Two biotech startups, Oncternal and Tokalas, have unveiled a merger today that will see the pair combine their research efforts on new experimental cancer drugs under one umbrella group, with pre-existing U.S. university deals also in the loop.
The companies--which are both based in the San Diego area--will bring together all of their assets, R&D programs and operations under the Oncternal Therapeutics name. Financial details have not been disclosed.
The new biotech’s president and CEO will be Dr. James Breitmeyer--an oncologist with more than 25 years in the industry who has led efforts resulting in approval of 8 U.S. or international product approvals, and was most recently president of Bavarian Nordic.
The board of directors will be chaired by Dave Johnson, the man who led Netherlands-based biotech Acerta to be majority owned by AstraZeneca ($AZN) in a deal worth up to $7 billion. The other initial board members will be David Hale, Cam Garner, Scott Glenn, and Breitmeyer--who have been involved in founding and/or developing more than 30 life sciences companies.
The combined company will have two clinical-stage oncology products with potential across a range of cancer indications.
This includes cirmtuzumab, a first-in-class anti-ROR1 monoclonal antibody, currently in a Phase I trial for patients with relapsed or refractory chronic lymphocytic leukemia (CLL).
Cirmtuzumab was developed by Dr. Thomas Kipps at the Moores Cancer Center of UC San Diego, who conducted research to characterize the function and expression of ROR1--which may identify cancer stem cells in a number of hematologic malignancies and solid tumors.
Dr. Kipps is currently the Evelyn and Edwin Tasch Chair in Cancer Research, Distinguished Professor UC San Diego, and deputy director, research operations, Moores Cancer Center. Cirmtuzumab was initially developed at UC San Diego by Dr. Kipps with funding from the US National Institutes of Health, the California Institute for Regenerative Medicines, and the Blood Cancer Research Fund.
Oncternal and UC San Diego are currently planning studies in CLL, breast cancer and mantle cell lymphoma later this year. Oncternal also has rights to develop antibody-drug conjugates (ADCs), genetically modified effector immune cells, such as chimeric antigen receptor T-cells (CAR-T), and bispecific antibodies related to ROR1.
The candidate is a humanized IgG1 monoclonal antibody that was designed and developed to bind with high affinity to a biologically important epitope on the extracellular domain of ROR1. Binding of cirmtuzumab to ROR1 on tumor cells inhibits Wnt5a signalling, a pathway that is important for tumor-cell proliferation, migration, and survival. Blockade of this Wnt5a signaling leads to tumor cell death by apoptosis.
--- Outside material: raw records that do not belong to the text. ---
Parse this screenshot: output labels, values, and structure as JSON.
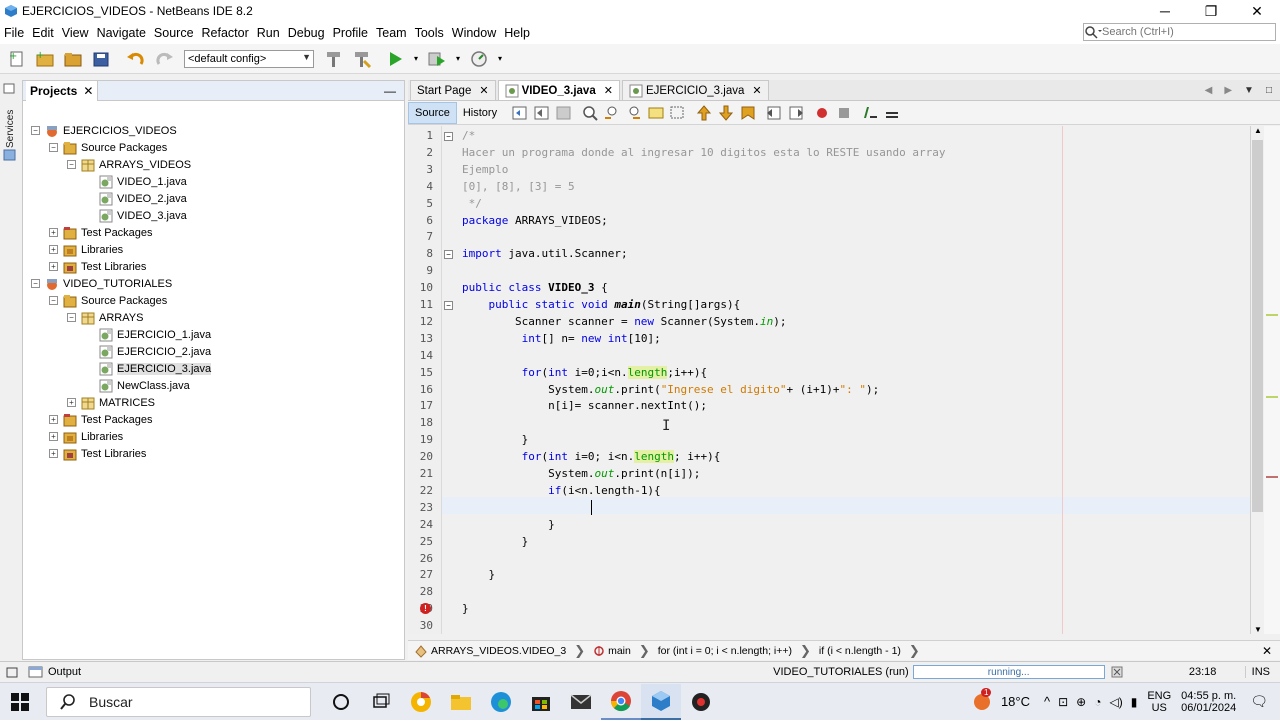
{
  "window": {
    "title": "EJERCICIOS_VIDEOS - NetBeans IDE 8.2"
  },
  "menu": [
    "File",
    "Edit",
    "View",
    "Navigate",
    "Source",
    "Refactor",
    "Run",
    "Debug",
    "Profile",
    "Team",
    "Tools",
    "Window",
    "Help"
  ],
  "search": {
    "placeholder": "Search (Ctrl+I)"
  },
  "toolbar": {
    "config": "<default config>"
  },
  "projects": {
    "tab_label": "Projects",
    "tree": [
      {
        "label": "EJERCICIOS_VIDEOS",
        "icon": "project-icon",
        "depth": 0,
        "exp": "−"
      },
      {
        "label": "Source Packages",
        "icon": "source-packages-icon",
        "depth": 1,
        "exp": "−"
      },
      {
        "label": "ARRAYS_VIDEOS",
        "icon": "package-icon",
        "depth": 2,
        "exp": "−"
      },
      {
        "label": "VIDEO_1.java",
        "icon": "java-file-icon",
        "depth": 3,
        "exp": ""
      },
      {
        "label": "VIDEO_2.java",
        "icon": "java-file-icon",
        "depth": 3,
        "exp": ""
      },
      {
        "label": "VIDEO_3.java",
        "icon": "java-file-icon",
        "depth": 3,
        "exp": ""
      },
      {
        "label": "Test Packages",
        "icon": "test-packages-icon",
        "depth": 1,
        "exp": "+"
      },
      {
        "label": "Libraries",
        "icon": "libraries-icon",
        "depth": 1,
        "exp": "+"
      },
      {
        "label": "Test Libraries",
        "icon": "test-libraries-icon",
        "depth": 1,
        "exp": "+"
      },
      {
        "label": "VIDEO_TUTORIALES",
        "icon": "project-icon",
        "depth": 0,
        "exp": "−"
      },
      {
        "label": "Source Packages",
        "icon": "source-packages-icon",
        "depth": 1,
        "exp": "−"
      },
      {
        "label": "ARRAYS",
        "icon": "package-icon",
        "depth": 2,
        "exp": "−"
      },
      {
        "label": "EJERCICIO_1.java",
        "icon": "java-file-icon",
        "depth": 3,
        "exp": ""
      },
      {
        "label": "EJERCICIO_2.java",
        "icon": "java-file-icon",
        "depth": 3,
        "exp": ""
      },
      {
        "label": "EJERCICIO_3.java",
        "icon": "java-file-icon",
        "depth": 3,
        "exp": "",
        "selected": true
      },
      {
        "label": "NewClass.java",
        "icon": "java-file-icon",
        "depth": 3,
        "exp": ""
      },
      {
        "label": "MATRICES",
        "icon": "package-icon",
        "depth": 2,
        "exp": "+"
      },
      {
        "label": "Test Packages",
        "icon": "test-packages-icon",
        "depth": 1,
        "exp": "+"
      },
      {
        "label": "Libraries",
        "icon": "libraries-icon",
        "depth": 1,
        "exp": "+"
      },
      {
        "label": "Test Libraries",
        "icon": "test-libraries-icon",
        "depth": 1,
        "exp": "+"
      }
    ]
  },
  "services_label": "Services",
  "editor": {
    "tabs": [
      {
        "label": "Start Page",
        "active": false
      },
      {
        "label": "VIDEO_3.java",
        "active": true
      },
      {
        "label": "EJERCICIO_3.java",
        "active": false
      }
    ],
    "modes": {
      "source": "Source",
      "history": "History"
    },
    "lines": [
      "/*",
      "Hacer un programa donde al ingresar 10 digitos esta lo RESTE usando array",
      "Ejemplo",
      "[0], [8], [3] = 5",
      " */",
      "package ARRAYS_VIDEOS;",
      "",
      "import java.util.Scanner;",
      "",
      "public class VIDEO_3 {",
      "    public static void main(String[]args){",
      "        Scanner scanner = new Scanner(System.in);",
      "         int[] n= new int[10];",
      "",
      "         for(int i=0;i<n.length;i++){",
      "             System.out.print(\"Ingrese el digito\"+ (i+1)+\": \");",
      "             n[i]= scanner.nextInt();",
      "",
      "         }",
      "         for(int i=0; i<n.length; i++){",
      "             System.out.print(n[i]);",
      "             if(i<n.length-1){",
      "                 ",
      "             }",
      "         }",
      "",
      "    }",
      "",
      "}",
      ""
    ],
    "current_line": 23
  },
  "breadcrumb": [
    "ARRAYS_VIDEOS.VIDEO_3",
    "main",
    "for (int i = 0; i < n.length; i++)",
    "if (i < n.length - 1)"
  ],
  "status": {
    "output_label": "Output",
    "run_label": "VIDEO_TUTORIALES (run)",
    "progress_text": "running...",
    "caret": "23:18",
    "insert_mode": "INS"
  },
  "taskbar": {
    "search_placeholder": "Buscar",
    "weather": "18°C",
    "lang1": "ENG",
    "lang2": "US",
    "time": "04:55 p. m.",
    "date": "06/01/2024",
    "badge": "1"
  }
}
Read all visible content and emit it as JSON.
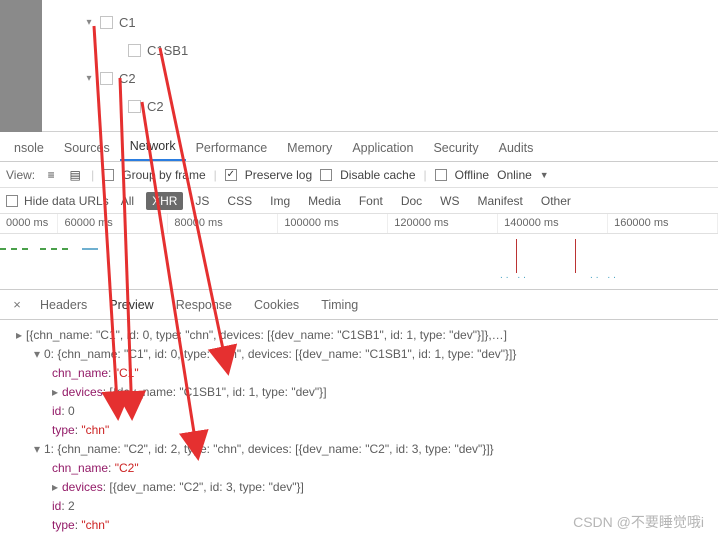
{
  "tree": {
    "items": [
      {
        "label": "C1",
        "indent": 40,
        "expander": "▾"
      },
      {
        "label": "C1SB1",
        "indent": 68,
        "expander": ""
      },
      {
        "label": "C2",
        "indent": 40,
        "expander": "▾"
      },
      {
        "label": "C2",
        "indent": 68,
        "expander": ""
      }
    ]
  },
  "main_tabs": [
    "nsole",
    "Sources",
    "Network",
    "Performance",
    "Memory",
    "Application",
    "Security",
    "Audits"
  ],
  "main_tabs_active": 2,
  "toolbar": {
    "view_label": "View:",
    "group_by_frame": "Group by frame",
    "preserve_log": "Preserve log",
    "disable_cache": "Disable cache",
    "offline": "Offline",
    "online": "Online"
  },
  "filters": {
    "hide_data_urls": "Hide data URLs",
    "items": [
      "All",
      "XHR",
      "JS",
      "CSS",
      "Img",
      "Media",
      "Font",
      "Doc",
      "WS",
      "Manifest",
      "Other"
    ],
    "active": 1
  },
  "timeline": {
    "ticks": [
      "0000 ms",
      "60000 ms",
      "80000 ms",
      "100000 ms",
      "120000 ms",
      "140000 ms",
      "160000 ms"
    ]
  },
  "resp_tabs": [
    "Headers",
    "Preview",
    "Response",
    "Cookies",
    "Timing"
  ],
  "resp_tabs_active": 1,
  "json": {
    "root": "[{chn_name: \"C1\", id: 0, type: \"chn\", devices: [{dev_name: \"C1SB1\", id: 1, type: \"dev\"}]},…]",
    "items": [
      {
        "header": "0: {chn_name: \"C1\", id: 0, type: \"chn\", devices: [{dev_name: \"C1SB1\", id: 1, type: \"dev\"}]}",
        "chn_name": "\"C1\"",
        "devices": "[{dev_name: \"C1SB1\", id: 1, type: \"dev\"}]",
        "id": "0",
        "type": "\"chn\""
      },
      {
        "header": "1: {chn_name: \"C2\", id: 2, type: \"chn\", devices: [{dev_name: \"C2\", id: 3, type: \"dev\"}]}",
        "chn_name": "\"C2\"",
        "devices": "[{dev_name: \"C2\", id: 3, type: \"dev\"}]",
        "id": "2",
        "type": "\"chn\""
      }
    ]
  },
  "watermark": "CSDN @不要睡觉哦i"
}
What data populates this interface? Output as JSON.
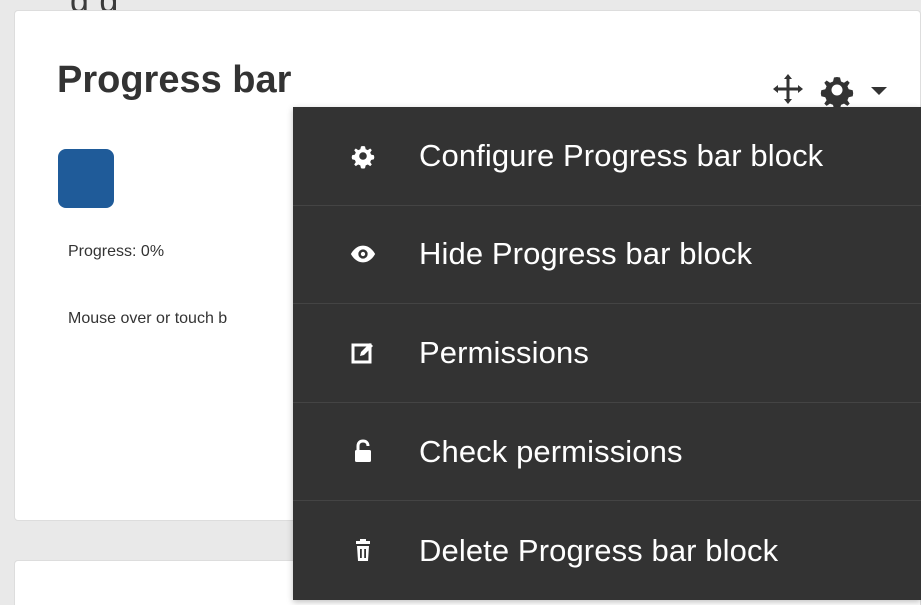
{
  "top_partial_text": "g          g",
  "block": {
    "title": "Progress bar",
    "progress_text": "Progress: 0%",
    "help_text": "Mouse over or touch b"
  },
  "controls": {
    "move_icon": "move-icon",
    "settings_icon": "gear-icon",
    "dropdown_icon": "chevron-down-icon"
  },
  "menu": {
    "items": [
      {
        "label": "Configure Progress bar block",
        "icon": "gear-icon"
      },
      {
        "label": "Hide Progress bar block",
        "icon": "eye-icon"
      },
      {
        "label": "Permissions",
        "icon": "edit-icon"
      },
      {
        "label": "Check permissions",
        "icon": "unlock-icon"
      },
      {
        "label": "Delete Progress bar block",
        "icon": "trash-icon"
      }
    ]
  },
  "colors": {
    "menu_background": "#333333",
    "progress_square": "#1f5b99",
    "text_primary": "#333333"
  }
}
Receptor-tyrosine kinase-like orphan receptor 1--also known as ROR1--is a type 1 transmembrane protein that is expressed on the plasma membrane with an extracellular domain that is essential for ligand binding and signal transduction.
High-level expression of ROR1 has been found in many cancers but the highest and most consistent expression of the ROR1 protein is in mantle cell lymphoma, where virtually all patient samples express ROR1, and CLL, and 95% express ROR1 on the cell surface, according to the biotech.
ROR1 is also expressed at high frequency in many solid tumors, including lung and ovarian cancers, as well as triple-negative breast cancer.
And then there is TK216, a first-in-class small molecule ets-family transcription factor inhibitor, which is about to enter human testing for patients with Ewing sarcoma.
TK216 is based upon the discoveries of Jeffrey Toretsky at Georgetown University, who conducted initial research on the ets-family oncogenic translocations that cause or drive tumor growth in a number of solid and hematologic malignancies. Oncternal and Georgetown are also planning clinical studies in Ewing sarcoma, glioblastoma and prostate cancer in the next year.
"We are merging two San Diego companies developing clinical-stage therapeutic candidates against novel and important cancer targets, creating an exciting new oncology company with a clinical-stage pipeline spanning multiple technologies and cancer indications," said Dr. Breitmeyer in a release.
"Common regulatory and development strategies result in significant synergies for the combined company. Our highly experienced management team will lead Oncternal forward and rapidly advance our two products, cirmtuzumab and TK216, into additional clinical trials for some of the most devastating and underserved forms of cancer."
- check out the release